In the 20th century, the nation of Germany had a dark and tumultuous past. Ultranationalists, militarists, and imperialists ruled during the darkest years in which Berlin played a direct role in several genocides, such as the Holocaust and Namibia, or overlooked ones, such as the Armenian Genocide.

Nevertheless, there were military personnel disgusted with the actions of their government, one of which was Armin Wegner. Wanting to help his country in need, Wegner became a medic with a will and determination to serve others. What he would witness would push him beyond his duties in the military to where he would benefit all of humankind.

Starving Armenian children, from Armin T. Wegner’s Collection

Career in the German Military

Armin T Wegner was born in 1886 in the Rhine Province of Germany. When Europe was embroiled in the Great War, Wegner volunteered to serve his nation and empire, enrolling as a volunteer nurse in German-occupied Poland. Here, 2nd Lt Wegner earned the Iron Cross for treatment of wounded soldiers under heavy fire.

Fighting France and Britain on the Western Front, the German high command convinced the Ottoman Empire to join the Central Powers. The Ottomans were under pressure from successive military defeats in the Balkans and North Africa, which saw a tremendous loss in territory.

The Young Turks wanted to restore these lands as they saw the Entente as one of the leading causes of the socioeconomic decline. After the German-Turkish alliance was cemented, Second Lieutenant Wagner was dispatched to Syria under the Sanitary Corps.

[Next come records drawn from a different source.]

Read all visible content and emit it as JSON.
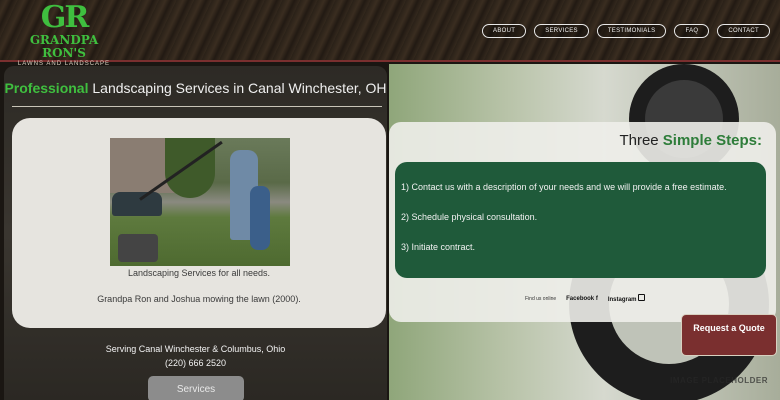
{
  "brand": {
    "monogram": "GR",
    "name": "GRANDPA RON'S",
    "tagline": "LAWNS AND LANDSCAPE"
  },
  "nav": [
    {
      "label": "ABOUT"
    },
    {
      "label": "SERVICES"
    },
    {
      "label": "TESTIMONIALS"
    },
    {
      "label": "FAQ"
    },
    {
      "label": "CONTACT"
    }
  ],
  "left": {
    "title_accent": "Professional",
    "title_rest": " Landscaping Services in Canal Winchester, OH",
    "caption_line1": "Landscaping Services for all needs.",
    "caption_line2": "Grandpa Ron and Joshua mowing the lawn (2000).",
    "serving": "Serving Canal Winchester & Columbus, Ohio",
    "phone": "(220) 666 2520",
    "services_button": "Services"
  },
  "right": {
    "steps_title_plain": "Three ",
    "steps_title_accent": "Simple Steps:",
    "steps": [
      "1) Contact us with a description of your needs and we will provide a free estimate.",
      "2) Schedule physical consultation.",
      "3) Initiate contract."
    ],
    "find_us": "Find us online",
    "facebook": "Facebook",
    "instagram": "Instagram",
    "quote_button": "Request a Quote",
    "image_placeholder": "IMAGE PLACEHOLDER"
  },
  "colors": {
    "accent_green": "#3fbf3f",
    "dark_green": "#1f5a3a",
    "maroon": "#7a2f2f"
  }
}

Witnessing the Armenian Genocide

1915 was the year that marked the start the beginning of the Armenian Genocide, and Armin Wegner witnessed it firsthand. The notable events of the genocide included forced deportations without food or water into the scorching Syrian desert. These deportations (at gunpoint) were known as death marches.

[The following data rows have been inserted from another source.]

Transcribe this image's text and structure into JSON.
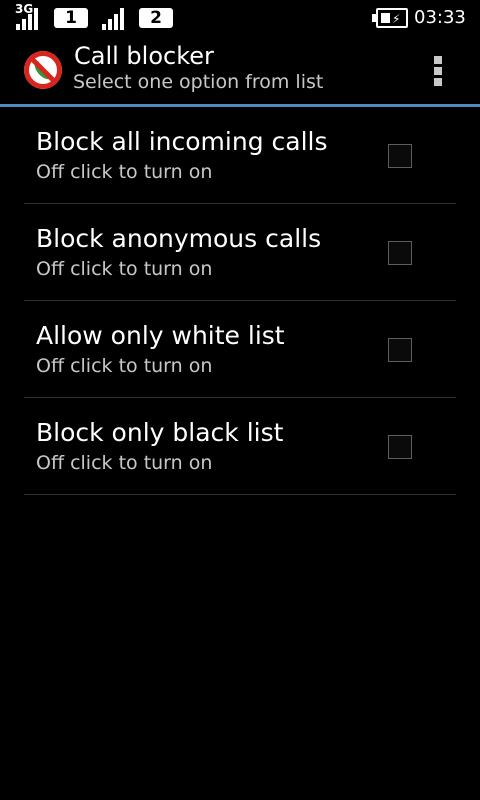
{
  "status_bar": {
    "network_type": "3G",
    "sim1_label": "1",
    "sim2_label": "2",
    "time": "03:33",
    "battery_state": "charging",
    "icons": [
      "signal-strength-icon",
      "sim-1-icon",
      "signal-strength-icon",
      "sim-2-icon",
      "battery-charging-icon"
    ]
  },
  "action_bar": {
    "title": "Call blocker",
    "subtitle": "Select one option from list",
    "app_icon": "blocked-phone-icon",
    "overflow_icon": "overflow-menu-icon",
    "accent_color": "#4a8fbf"
  },
  "options": [
    {
      "title": "Block all incoming calls",
      "summary": "Off click to turn on",
      "checked": false
    },
    {
      "title": "Block anonymous calls",
      "summary": "Off click to turn on",
      "checked": false
    },
    {
      "title": "Allow only white list",
      "summary": "Off click to turn on",
      "checked": false
    },
    {
      "title": "Block only black list",
      "summary": "Off click to turn on",
      "checked": false
    }
  ]
}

The German high command was privy to the Young Turks’ plans for its Christian minorities in Asia Minor that they saw as the “fifth column.” Greeks, Assyrians, and Maronites would also suffer in various genocides at the hands of the Ottoman Empire.